working with staff on research and consultancy projects collaborating with students in other institutions on inquiry-based learning projects ( Jenkins & Healey 2005)
My own list would include: teaching about ones research topic (specialist Masters level courses, electives) being up-to-date in the field, which drives the content of courses taking a research approach to teaching (finding out what students know, evaluating approaches and content)
using your teaching as a research area using research processes as part of the teaching/learning activity (I.e. getting students to do a piece of research) learning in a lively intellectual climate
The current HE Academy definition of the scholarship of teaching (Prosser, 2005) is: evidence-based critical reflection on practice aimed at improving practice
Teaching can be research-led in the sense that the curriculum is structured around subject content, and the content selected is directly based on the specialist research interests of teaching staff
Teaching can be research-oriented in the sense that the curriculum places as much emphasis on understanding the processes by which knowledge is produced as on learning the codified knowledge that has been achieved; careful attention is given to the teaching of inquiry skills and on acquiring a research ethos
Teaching can be research-based in the sense that the curriculum is largely designed around inquiry- based activities, rather than on the acquisition of subject content; the experiences of staff in processes of inquiry are highly integrated into the student learning activities
Teaching can be research-informed in the sense that it draws consciously on systematic inquiry into the teaching and learning process itself. ( Source Griffiths 2004: Jenkins 2005, p.13)
2001:TQEF money was used to fund research and innovation projects in-house. 20 – 30 projects a year with national dissemination. 2002:New post of Dean of Learning & Teaching appointed. A CASE STUDY: How the University of Wolverhampton has built capacity in the scholarship of teaching
2003:Learning and Teaching Research Network (LTRN) set up to: -provide a critical mass of researchers and postgraduate students to support and develop research in Learning and Teaching
-work closely with the Graduate School and HR to establish transparent career paths and staff development to readerships and professorships in Learning and Teaching -focus learning and teaching research towards pedagogical publications, evaluation and externally published outcomes
-generate income to support the development of pedagogical research and scholarship in Learning and Teaching Senior member of staff appointed to drive the LTRN
2004:First National Teaching Fellow – from this network 2004:Cross disciplinary Research clusters set up (Learning Technology and Pedagogic Research, Creating Positive Student Experiences, Learning Assessment and Teaching: Encouraging Engagement)
Dec 2004CETL awarded based on Student Experience, Retention and Achievement 2005:Reading and Writing Circles established Application to ESRC (with Keele and Birmingham) to run a seminar series on Social Diversity and Difference fails.

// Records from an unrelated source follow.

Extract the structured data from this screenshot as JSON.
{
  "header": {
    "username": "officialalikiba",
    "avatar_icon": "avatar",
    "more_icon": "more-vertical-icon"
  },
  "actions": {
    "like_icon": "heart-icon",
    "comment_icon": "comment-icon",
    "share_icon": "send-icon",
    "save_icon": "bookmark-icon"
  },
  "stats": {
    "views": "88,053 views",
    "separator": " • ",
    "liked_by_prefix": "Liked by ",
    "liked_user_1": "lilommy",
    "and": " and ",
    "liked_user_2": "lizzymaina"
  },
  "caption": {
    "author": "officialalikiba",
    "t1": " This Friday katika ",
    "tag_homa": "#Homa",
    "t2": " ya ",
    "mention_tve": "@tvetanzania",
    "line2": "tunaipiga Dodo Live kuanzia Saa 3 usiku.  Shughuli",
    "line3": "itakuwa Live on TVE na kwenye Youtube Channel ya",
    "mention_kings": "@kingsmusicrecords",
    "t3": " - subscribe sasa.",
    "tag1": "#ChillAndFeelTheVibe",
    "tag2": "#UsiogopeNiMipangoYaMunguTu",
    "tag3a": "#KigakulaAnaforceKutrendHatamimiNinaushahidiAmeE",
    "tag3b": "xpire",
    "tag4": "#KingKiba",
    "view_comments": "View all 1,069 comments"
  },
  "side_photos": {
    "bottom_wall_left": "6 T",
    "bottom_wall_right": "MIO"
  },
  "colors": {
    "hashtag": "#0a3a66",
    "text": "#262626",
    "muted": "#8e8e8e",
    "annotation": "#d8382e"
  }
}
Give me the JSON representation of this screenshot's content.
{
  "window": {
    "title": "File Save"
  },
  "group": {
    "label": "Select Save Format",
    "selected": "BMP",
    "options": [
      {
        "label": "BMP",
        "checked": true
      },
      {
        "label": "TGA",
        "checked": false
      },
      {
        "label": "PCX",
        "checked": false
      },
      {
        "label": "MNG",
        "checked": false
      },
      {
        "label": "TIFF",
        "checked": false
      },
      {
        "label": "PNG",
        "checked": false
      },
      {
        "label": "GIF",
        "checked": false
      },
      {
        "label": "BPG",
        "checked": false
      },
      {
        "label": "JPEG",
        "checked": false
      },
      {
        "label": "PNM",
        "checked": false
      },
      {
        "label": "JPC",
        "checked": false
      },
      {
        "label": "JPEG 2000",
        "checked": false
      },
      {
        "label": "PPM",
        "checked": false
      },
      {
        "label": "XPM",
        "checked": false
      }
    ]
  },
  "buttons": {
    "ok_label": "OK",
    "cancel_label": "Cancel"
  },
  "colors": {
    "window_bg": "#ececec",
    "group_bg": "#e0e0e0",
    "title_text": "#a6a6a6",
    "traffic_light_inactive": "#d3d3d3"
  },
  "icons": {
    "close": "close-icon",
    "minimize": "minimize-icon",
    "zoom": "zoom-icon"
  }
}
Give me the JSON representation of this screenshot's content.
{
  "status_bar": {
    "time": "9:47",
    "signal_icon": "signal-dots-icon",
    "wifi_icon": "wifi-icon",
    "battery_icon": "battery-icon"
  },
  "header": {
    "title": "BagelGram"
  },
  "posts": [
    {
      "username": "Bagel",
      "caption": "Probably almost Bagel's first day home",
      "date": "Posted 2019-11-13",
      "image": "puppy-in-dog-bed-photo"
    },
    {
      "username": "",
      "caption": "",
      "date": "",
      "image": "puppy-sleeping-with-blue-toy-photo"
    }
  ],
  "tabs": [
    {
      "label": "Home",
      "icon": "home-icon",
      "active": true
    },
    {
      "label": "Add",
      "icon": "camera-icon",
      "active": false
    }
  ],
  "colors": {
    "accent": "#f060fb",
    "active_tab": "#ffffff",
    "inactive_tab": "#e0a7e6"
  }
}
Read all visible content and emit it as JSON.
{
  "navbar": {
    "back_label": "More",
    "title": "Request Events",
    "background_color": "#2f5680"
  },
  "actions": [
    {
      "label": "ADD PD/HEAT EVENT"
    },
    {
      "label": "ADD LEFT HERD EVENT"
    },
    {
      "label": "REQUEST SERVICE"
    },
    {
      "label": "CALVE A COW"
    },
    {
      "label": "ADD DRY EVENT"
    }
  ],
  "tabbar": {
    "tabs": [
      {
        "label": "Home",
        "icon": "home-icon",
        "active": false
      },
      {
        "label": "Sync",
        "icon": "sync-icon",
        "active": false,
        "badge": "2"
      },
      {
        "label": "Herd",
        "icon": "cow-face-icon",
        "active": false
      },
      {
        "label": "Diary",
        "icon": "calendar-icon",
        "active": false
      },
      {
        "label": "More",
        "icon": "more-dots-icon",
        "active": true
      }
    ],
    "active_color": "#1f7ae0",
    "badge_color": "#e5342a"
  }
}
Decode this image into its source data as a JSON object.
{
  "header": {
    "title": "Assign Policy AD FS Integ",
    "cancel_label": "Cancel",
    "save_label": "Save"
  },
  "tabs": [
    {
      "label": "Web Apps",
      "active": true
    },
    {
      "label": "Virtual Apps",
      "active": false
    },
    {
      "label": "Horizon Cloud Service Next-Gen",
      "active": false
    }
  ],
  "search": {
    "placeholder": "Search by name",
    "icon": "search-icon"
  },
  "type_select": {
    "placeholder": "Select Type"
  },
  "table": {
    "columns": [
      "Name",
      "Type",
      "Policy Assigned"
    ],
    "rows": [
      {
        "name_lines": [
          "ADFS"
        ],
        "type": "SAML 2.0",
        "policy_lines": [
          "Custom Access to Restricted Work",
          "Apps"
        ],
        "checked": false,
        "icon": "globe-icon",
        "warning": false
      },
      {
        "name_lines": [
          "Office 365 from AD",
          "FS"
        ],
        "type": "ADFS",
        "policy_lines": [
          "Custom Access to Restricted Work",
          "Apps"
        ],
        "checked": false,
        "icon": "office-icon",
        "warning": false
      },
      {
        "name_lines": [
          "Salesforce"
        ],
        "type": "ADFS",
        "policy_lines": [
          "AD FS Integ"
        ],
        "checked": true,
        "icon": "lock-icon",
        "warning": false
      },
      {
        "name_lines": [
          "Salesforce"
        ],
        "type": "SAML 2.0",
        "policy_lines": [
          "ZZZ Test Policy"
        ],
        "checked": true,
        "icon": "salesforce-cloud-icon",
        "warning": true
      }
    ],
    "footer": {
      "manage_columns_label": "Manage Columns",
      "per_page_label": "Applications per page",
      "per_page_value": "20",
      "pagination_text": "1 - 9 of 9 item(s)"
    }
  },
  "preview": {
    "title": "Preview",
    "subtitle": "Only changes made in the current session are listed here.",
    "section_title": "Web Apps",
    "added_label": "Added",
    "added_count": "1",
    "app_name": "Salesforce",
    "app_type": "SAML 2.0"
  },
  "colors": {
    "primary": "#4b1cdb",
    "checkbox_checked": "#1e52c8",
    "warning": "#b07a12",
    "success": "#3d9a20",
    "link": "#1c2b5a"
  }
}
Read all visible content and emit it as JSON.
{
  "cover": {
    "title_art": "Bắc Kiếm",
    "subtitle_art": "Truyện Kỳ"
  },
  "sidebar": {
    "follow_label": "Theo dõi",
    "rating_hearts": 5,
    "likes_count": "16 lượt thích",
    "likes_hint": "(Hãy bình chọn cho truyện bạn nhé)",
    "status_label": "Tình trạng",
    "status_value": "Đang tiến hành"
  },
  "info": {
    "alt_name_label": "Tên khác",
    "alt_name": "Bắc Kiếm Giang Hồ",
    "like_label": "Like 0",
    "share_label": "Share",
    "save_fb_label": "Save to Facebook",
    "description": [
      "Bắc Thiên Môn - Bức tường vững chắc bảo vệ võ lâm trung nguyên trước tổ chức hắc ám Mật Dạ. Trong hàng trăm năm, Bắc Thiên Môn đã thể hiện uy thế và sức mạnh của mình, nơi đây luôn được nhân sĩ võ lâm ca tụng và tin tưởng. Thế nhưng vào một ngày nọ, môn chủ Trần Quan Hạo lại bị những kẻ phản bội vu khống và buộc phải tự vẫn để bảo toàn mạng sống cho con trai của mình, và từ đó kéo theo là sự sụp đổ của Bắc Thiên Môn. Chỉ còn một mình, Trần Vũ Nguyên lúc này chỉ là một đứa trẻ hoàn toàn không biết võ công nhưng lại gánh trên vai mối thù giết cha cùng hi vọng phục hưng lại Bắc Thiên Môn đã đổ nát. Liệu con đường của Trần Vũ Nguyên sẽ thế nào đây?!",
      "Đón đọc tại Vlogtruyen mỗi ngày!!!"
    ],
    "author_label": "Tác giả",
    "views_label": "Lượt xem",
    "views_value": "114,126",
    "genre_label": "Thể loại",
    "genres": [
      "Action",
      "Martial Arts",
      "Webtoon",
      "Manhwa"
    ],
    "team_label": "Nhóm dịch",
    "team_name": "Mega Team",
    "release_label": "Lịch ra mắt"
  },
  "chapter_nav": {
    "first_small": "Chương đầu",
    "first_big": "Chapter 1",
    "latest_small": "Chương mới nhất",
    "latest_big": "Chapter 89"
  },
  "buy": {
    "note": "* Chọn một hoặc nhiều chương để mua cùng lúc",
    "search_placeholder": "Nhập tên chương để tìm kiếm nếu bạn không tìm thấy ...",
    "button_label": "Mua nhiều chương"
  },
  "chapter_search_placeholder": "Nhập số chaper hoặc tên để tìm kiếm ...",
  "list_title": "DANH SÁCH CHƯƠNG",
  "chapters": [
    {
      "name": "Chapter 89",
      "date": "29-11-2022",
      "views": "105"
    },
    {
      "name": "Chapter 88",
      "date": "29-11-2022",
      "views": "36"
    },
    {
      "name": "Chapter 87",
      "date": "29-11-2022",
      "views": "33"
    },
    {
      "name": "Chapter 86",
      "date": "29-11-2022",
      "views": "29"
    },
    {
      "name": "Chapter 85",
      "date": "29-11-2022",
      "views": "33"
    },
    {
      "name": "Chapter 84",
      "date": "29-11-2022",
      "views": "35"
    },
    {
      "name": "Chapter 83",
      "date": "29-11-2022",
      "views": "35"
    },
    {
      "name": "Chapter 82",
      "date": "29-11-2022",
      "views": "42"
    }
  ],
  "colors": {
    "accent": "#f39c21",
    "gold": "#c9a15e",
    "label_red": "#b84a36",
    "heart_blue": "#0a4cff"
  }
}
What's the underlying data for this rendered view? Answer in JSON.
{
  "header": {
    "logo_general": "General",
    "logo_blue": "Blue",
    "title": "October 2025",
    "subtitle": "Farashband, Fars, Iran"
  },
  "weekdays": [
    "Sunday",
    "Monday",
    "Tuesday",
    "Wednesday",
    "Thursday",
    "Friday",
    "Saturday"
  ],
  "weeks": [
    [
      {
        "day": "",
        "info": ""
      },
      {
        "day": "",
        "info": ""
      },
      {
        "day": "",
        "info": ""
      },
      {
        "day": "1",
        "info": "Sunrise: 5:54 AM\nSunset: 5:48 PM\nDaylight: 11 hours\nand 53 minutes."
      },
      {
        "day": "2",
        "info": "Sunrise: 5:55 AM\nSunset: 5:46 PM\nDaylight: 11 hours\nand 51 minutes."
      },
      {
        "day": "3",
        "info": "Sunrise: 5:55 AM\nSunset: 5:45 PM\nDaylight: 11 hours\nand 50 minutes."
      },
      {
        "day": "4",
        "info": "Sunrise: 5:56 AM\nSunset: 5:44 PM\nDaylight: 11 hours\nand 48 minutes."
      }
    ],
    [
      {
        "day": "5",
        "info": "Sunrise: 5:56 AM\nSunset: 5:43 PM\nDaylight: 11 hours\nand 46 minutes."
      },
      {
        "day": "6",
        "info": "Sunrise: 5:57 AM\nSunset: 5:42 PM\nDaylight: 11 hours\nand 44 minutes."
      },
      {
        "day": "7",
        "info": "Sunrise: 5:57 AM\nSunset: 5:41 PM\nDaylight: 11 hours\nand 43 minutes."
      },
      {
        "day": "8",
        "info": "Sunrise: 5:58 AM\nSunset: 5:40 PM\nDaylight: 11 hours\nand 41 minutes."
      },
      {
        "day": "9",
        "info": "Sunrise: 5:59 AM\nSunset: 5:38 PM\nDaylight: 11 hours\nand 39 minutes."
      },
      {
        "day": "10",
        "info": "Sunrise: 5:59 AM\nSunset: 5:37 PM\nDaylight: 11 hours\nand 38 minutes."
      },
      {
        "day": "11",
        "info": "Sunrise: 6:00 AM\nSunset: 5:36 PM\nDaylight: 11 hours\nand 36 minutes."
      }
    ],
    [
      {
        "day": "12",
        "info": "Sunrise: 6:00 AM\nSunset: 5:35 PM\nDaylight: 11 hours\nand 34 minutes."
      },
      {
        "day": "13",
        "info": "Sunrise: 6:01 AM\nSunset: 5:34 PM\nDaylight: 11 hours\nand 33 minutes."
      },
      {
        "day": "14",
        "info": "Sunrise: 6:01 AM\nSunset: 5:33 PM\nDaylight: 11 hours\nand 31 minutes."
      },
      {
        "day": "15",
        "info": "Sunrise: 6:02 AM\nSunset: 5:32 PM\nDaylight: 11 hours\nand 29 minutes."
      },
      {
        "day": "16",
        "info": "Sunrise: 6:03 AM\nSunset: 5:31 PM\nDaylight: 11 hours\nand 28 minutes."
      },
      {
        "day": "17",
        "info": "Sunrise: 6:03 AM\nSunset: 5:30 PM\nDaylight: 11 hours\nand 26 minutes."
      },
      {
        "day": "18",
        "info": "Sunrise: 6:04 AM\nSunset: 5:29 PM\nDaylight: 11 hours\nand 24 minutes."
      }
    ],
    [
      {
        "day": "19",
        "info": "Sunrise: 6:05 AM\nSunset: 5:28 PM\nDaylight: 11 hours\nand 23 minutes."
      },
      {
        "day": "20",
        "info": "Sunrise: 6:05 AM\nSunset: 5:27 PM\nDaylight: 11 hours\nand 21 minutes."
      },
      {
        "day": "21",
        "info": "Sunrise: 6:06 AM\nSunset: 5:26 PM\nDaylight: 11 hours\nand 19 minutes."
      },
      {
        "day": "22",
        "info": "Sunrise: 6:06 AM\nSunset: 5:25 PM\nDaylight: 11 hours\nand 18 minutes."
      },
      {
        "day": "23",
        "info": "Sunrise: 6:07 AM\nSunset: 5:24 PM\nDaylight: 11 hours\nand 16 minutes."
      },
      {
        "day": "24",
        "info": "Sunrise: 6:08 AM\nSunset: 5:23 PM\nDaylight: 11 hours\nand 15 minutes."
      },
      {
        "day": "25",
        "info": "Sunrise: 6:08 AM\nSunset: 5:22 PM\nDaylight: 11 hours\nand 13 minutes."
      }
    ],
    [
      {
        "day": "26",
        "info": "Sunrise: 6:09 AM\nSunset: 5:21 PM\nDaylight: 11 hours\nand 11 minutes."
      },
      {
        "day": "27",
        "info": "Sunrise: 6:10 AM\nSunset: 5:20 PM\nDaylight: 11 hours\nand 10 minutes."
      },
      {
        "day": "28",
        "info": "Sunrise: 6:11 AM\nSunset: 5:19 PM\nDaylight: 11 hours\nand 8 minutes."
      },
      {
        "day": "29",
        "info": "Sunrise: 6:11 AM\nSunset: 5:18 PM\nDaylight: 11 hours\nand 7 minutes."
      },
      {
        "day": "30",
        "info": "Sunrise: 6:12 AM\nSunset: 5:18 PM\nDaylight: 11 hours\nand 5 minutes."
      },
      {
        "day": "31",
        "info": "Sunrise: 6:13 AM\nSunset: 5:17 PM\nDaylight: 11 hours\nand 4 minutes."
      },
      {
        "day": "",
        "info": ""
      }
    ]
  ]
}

University funds and organises itself.
2005:In house research projects emphasis moves to dissemination and publication via annual conference 2005:Link with Teesside University set up which includes a joint residential conference; joint work is being developed including hosting a student experience European network.
2005:Three National Teaching Fellowships awarded 2005:CETL and Graduate School jointly fund 6 projects for research to inform the curriculum
2006:ESRC funded project on Widening Participation (with Birmingham University) starts (led by Director of LTRN) 2006:New Learning & Teaching Strategy includes a commitment to pedagogical research, problem solving via research, the embedding of scholarship; and the development of student learning within a research- informed environment
IMPACT Since 2003 there have been 4 conferences held; 41 papers presented at conferences; 34 papers published; and the number of staff actively engaged in the LTRN has grown from 0 to 65